• _TASK TO COMPLETE_
Start to finish, return the listing exactly as written.

• _RECORD SET_
*** Block opens ***
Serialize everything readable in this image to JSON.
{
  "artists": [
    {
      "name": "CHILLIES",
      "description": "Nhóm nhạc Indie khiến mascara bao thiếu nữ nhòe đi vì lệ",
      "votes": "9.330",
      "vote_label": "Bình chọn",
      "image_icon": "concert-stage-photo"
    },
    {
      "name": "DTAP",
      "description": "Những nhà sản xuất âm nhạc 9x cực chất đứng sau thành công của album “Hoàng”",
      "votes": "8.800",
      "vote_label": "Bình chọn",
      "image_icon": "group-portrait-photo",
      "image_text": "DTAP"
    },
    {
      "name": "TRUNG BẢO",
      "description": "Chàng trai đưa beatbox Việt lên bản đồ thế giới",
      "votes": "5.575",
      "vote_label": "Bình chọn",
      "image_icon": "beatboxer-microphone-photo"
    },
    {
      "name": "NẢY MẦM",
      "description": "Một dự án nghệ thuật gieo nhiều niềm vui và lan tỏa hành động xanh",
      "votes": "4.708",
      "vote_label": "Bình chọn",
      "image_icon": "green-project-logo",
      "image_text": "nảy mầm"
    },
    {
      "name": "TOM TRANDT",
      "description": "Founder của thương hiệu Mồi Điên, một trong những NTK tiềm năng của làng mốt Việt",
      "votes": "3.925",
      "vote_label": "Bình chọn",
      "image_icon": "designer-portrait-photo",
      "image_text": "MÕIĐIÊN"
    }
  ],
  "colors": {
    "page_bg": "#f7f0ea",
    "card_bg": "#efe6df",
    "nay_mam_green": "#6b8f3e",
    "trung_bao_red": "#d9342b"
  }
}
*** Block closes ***
• _ANSWER SPACE_
Serialize everything readable in this image to JSON.
{
  "artists": [
    {
      "name": "CHILLIES",
      "description": "Nhóm nhạc Indie khiến mascara bao thiếu nữ nhòe đi vì lệ",
      "votes": "9.330",
      "vote_label": "Bình chọn",
      "image_icon": "concert-stage-photo"
    },
    {
      "name": "DTAP",
      "description": "Những nhà sản xuất âm nhạc 9x cực chất đứng sau thành công của album “Hoàng”",
      "votes": "8.800",
      "vote_label": "Bình chọn",
      "image_icon": "group-portrait-photo",
      "image_text": "DTAP"
    },
    {
      "name": "TRUNG BẢO",
      "description": "Chàng trai đưa beatbox Việt lên bản đồ thế giới",
      "votes": "5.575",
      "vote_label": "Bình chọn",
      "image_icon": "beatboxer-microphone-photo"
    },
    {
      "name": "NẢY MẦM",
      "description": "Một dự án nghệ thuật gieo nhiều niềm vui và lan tỏa hành động xanh",
      "votes": "4.708",
      "vote_label": "Bình chọn",
      "image_icon": "green-project-logo",
      "image_text": "nảy mầm"
    },
    {
      "name": "TOM TRANDT",
      "description": "Founder của thương hiệu Mồi Điên, một trong những NTK tiềm năng của làng mốt Việt",
      "votes": "3.925",
      "vote_label": "Bình chọn",
      "image_icon": "designer-portrait-photo",
      "image_text": "MÕIĐIÊN"
    }
  ],
  "colors": {
    "page_bg": "#f7f0ea",
    "card_bg": "#efe6df",
    "nay_mam_green": "#6b8f3e",
    "trung_bao_red": "#d9342b"
  }
}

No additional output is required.